Budget 2018 is a strategic and integrated financial plan to build a better future: PM Lee Hsien Loong

Prime Minister Lee Hsien Loong said that the Government will support businesses to innovate and build capabilities through grants and help firms grow and internationalise.
Prime Minister Lee Hsien Loong said that the Government will support businesses to innovate and build capabilities through grants and help firms grow and internationalise.PHOTO: ST FILE

SINGAPORE - Prime Minister Lee Hsien Loong on Tuesday (Feb 20) called this year's Budget "a strategic and integrated financial plan to build us a better future together".

He was sharing his thoughts in a Facebook post a day after Finance Minister Heng Swee Keat delivered the Budget 2018 speech in Parliament.

Mr Heng outlined four broad strokes for the Republic to tackle future challenges and seize opportunities.

Echoing these points in his post, Mr Lee first noted that to build a vibrant and innovative economy, businesses need to grow.

He said that the Government will support businesses to innovate and build capabilities through grants and help firms grow and internationalise.

This means continuing efforts to help firms and workers develop digital capabilities and skills to adapt to the digital economy, he added.

Second, for Singapore to become a smart, green and liveable city, the country will need to reduce its carbon footprint, he said.

He said the new carbon tax, at $5 per tonne of greenhouse gas emissions, is aimed at encouraging industries and consumers to cut back on emissions.

To better look after the elderly as they age, a new Silver Generation Office (SGO) will help to coordinate social and health-related services for seniors.

 
 
 

The SGO, currently known as the Pioneer Generation Office, will be renamed to reflect its enhanced role, when it merges with the Agency for Integrated Care to become its outreach arm from April, announced Mr Heng.

Mr Lee also noted that the Government will see spending rise in key areas such as healthcare, infrastructure and security.

Thus, while Singapore is on a sound fiscal footing, Mr Lee said, it is crucial to plan to ensure that it can "always afford to spend what we need".

On the Government's plan to increase the goods and services tax from 7 per cent to 9 per cent some time between 2021 and 2025, Mr Lee said that this will be carried out in a fair and progressive manner.

"We will help households to cope with this change, especially poorer households," he added.

In addition, he noted that citizens will be able to share the fruits of Singapore's prosperity through an SG Bonus of between $100 and $300, after a better-than-expected Budget surplus last year.

The Government is expecting an overall Budget surplus of $9.6 billion for its 2017 financial year, higher than the initial forecast of $1.9 billion.

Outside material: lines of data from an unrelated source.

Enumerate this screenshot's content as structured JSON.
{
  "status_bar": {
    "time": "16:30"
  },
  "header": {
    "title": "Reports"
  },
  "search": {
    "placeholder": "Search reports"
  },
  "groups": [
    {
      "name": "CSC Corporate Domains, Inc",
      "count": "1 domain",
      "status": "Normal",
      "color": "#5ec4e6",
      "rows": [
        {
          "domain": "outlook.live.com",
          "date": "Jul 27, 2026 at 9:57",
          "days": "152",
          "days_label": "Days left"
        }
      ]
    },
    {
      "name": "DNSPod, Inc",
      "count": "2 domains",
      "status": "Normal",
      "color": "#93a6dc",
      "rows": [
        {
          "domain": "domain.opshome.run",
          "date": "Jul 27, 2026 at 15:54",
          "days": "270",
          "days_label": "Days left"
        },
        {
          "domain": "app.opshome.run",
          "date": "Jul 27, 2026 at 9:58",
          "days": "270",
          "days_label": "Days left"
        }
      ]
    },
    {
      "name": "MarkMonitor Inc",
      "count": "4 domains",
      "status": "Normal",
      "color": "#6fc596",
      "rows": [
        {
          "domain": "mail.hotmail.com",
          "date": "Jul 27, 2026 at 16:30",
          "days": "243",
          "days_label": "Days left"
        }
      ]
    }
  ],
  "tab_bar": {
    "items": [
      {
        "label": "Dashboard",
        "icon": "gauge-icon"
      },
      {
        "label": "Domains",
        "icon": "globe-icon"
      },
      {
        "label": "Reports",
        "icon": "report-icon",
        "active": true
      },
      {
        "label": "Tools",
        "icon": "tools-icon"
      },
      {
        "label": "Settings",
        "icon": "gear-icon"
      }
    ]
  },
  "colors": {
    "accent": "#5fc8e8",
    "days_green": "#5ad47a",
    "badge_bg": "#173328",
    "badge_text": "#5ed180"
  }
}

Mr Heng noted in his speech that this was mainly due to exceptional statutory board contributions of $4.6 billion - primarily from the Monetary Authority of Singapore - and increased stamp duty collections of $2 billion due to the recent property market pickup.

For more Budget coverage, visit the ST microsite at str.sg/budget2018